3. Sergio & Sergei (dir. Ernesto Daranas)
Sergio & Sergei is a warm comedy about connecting across borders and a critique of totalitarian regimes. Sergio is a Marxist Philosophy Professor in Havana and a ham radio enthusiast. Just as the USSR is dissolving, he unexpectedly makes radio contact with Sergei, the only cosmonaut still on the Russian Space Station MIR, and they become friends. Both suddenly find themselves isolated from the rest of the world: Cuba has lost its closest ally while Sergei finds the borders on the ground have changed in ways that seem arbitrary from outer space. Meanwhile, Cuban government agents are eavesdropping on Sergio’s transmissions when they discover he not only has an American friend (an Apollo conspiracy theorist) but a Russian one — at this time in politics! Hilarity ensues, but director Ernesto Daranas Serrano pays close attention to how political events impact day-to-day lives, focusing on the humanity of his characters and the importance of their relationships. It’s a crowd-pleasing delight. — AH
2. Portrait of a Lady on Fire (dir. Céline Sciamma)
“The winner of the Cannes Best Screenplay prize, Portrait is a masterclass in structure. When I interviewed Sciamma about Girlhood, she talked about wanting to create the “desire to see a face” or “the appetite for [a] face.” Sciamma pushes this to the extreme in Portrait, creating immense suspense in our desire to see Héloīse (Adèle Haenel), the noble woman that Marianne (Noémie Merlant) has been commissioned to paint. We track Marianne on a long journey to Héloīse’s home, and then hear about Héloīse from everyone she knows. Even the first time she appears on screen, we follow her from behind, on tenterhooks for her to turn around and show us her face.” …READ MORE — AH
1. Mouthpiece (dir. Patricia Rozema)
“The best movie of the year, Mouthpiece, is Canadian, set in Toronto, and written and directed by women and about women.

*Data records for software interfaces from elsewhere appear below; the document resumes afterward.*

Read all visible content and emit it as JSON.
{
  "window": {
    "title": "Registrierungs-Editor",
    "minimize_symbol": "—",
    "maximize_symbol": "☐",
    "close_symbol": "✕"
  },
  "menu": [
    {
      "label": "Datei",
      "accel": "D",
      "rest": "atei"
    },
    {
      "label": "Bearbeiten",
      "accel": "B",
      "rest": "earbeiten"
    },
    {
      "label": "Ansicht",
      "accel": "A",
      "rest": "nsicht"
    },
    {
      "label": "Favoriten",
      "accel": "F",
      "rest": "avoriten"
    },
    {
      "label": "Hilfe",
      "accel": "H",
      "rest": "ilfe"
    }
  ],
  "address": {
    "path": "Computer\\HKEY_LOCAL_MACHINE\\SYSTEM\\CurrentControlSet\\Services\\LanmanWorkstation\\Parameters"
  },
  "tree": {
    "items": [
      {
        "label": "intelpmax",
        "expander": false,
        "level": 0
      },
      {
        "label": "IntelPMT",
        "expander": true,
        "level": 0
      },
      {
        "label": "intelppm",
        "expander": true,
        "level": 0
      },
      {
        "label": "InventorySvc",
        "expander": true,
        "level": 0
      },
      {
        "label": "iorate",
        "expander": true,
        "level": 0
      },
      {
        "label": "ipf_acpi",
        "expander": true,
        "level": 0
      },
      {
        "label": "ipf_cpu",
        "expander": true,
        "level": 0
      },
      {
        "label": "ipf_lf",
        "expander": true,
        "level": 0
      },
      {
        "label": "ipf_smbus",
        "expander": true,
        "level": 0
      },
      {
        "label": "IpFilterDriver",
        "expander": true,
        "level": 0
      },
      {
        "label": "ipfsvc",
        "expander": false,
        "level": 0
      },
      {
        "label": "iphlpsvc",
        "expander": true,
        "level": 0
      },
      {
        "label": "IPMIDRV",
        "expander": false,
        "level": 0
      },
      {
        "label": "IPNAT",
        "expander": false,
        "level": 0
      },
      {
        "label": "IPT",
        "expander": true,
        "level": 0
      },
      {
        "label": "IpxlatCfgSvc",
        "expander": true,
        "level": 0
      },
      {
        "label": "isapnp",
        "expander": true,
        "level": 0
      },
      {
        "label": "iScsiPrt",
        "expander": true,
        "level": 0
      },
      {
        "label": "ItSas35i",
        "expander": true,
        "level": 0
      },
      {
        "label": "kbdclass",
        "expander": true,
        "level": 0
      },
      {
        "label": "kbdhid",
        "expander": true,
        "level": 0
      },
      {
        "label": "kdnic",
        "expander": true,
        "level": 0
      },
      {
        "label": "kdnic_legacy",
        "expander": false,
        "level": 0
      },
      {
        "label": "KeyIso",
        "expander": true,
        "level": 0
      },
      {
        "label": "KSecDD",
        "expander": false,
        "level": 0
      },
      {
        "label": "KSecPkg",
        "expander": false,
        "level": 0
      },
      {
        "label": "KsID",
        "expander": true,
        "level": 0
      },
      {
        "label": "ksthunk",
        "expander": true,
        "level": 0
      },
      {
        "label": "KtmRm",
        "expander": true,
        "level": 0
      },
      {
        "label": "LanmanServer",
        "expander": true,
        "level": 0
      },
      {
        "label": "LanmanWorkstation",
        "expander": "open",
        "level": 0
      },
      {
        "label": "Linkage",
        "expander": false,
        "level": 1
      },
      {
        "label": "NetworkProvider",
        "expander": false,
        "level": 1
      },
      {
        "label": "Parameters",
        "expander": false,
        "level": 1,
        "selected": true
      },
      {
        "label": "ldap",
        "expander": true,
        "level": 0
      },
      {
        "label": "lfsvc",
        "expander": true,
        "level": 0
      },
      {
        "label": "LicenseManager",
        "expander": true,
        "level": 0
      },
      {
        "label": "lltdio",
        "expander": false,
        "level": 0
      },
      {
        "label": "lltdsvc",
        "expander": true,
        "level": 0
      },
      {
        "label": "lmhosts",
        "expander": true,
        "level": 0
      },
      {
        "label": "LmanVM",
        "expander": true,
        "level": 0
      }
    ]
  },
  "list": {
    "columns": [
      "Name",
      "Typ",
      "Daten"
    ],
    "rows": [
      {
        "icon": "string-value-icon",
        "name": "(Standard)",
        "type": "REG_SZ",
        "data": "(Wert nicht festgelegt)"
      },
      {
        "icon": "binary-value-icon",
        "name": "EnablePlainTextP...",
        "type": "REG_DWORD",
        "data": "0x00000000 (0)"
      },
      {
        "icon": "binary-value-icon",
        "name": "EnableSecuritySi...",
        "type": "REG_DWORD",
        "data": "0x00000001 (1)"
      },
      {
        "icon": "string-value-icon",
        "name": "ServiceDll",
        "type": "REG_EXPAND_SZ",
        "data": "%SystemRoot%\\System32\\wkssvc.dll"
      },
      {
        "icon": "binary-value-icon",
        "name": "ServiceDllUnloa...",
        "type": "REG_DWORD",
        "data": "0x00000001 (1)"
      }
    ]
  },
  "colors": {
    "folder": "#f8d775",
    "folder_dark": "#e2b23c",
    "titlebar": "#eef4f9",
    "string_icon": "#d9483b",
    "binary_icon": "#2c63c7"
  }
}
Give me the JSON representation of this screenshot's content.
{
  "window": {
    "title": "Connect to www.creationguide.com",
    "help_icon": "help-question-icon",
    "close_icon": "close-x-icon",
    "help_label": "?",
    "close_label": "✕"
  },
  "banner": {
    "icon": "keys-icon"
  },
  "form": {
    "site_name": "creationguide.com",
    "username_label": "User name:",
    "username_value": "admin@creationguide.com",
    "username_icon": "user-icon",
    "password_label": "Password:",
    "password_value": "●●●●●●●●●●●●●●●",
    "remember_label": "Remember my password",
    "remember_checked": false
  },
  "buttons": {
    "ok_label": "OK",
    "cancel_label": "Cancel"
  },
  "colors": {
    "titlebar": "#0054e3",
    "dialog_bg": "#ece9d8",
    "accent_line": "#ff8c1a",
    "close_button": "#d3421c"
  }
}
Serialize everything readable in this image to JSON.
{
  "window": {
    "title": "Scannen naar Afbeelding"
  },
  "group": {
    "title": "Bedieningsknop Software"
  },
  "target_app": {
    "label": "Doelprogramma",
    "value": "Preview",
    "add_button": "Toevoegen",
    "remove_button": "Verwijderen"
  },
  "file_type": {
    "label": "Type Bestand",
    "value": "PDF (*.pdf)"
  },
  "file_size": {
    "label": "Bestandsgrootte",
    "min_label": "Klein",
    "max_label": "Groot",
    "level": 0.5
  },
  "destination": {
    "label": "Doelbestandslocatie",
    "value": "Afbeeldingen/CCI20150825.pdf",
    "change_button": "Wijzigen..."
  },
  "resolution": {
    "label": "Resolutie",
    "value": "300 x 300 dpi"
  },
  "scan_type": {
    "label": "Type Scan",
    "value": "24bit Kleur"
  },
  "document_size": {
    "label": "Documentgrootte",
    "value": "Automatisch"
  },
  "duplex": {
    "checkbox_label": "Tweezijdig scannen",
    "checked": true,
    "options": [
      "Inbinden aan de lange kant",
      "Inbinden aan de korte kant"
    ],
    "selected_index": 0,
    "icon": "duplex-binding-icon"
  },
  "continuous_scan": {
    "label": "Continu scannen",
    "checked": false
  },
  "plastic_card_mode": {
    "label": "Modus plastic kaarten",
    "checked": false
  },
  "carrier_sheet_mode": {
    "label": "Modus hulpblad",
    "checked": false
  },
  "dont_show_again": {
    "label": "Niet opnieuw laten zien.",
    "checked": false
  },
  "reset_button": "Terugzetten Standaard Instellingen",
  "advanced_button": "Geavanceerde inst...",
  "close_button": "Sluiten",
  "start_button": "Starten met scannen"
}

Director Patricia Rozema (Mansfield Park, I’ve Heard the Mermaids Singing) — in collaboration with Toronto theatremakers-actors-writers Amy Nostbakken and Norah Sadava — has effortlessly adapted a piece of physical theatre into a naturalistic film that gets up close and intimate with the characters. The film’s innovative conceit is that the main character, thirty-something Torontonian Cassandra, is simultaneously played by two actors, Nostbakken and Sadava. This dual performance, where the actors sometimes mirror each other and sometimes diverge or even conflict, allows them to represent two sides of a complex woman who is constantly in conflict with herself. It’s a meditation on the things we think and the things we do, and how they can be contradictions, how every moment is charged with multiple emotions.” …READ MORE — AH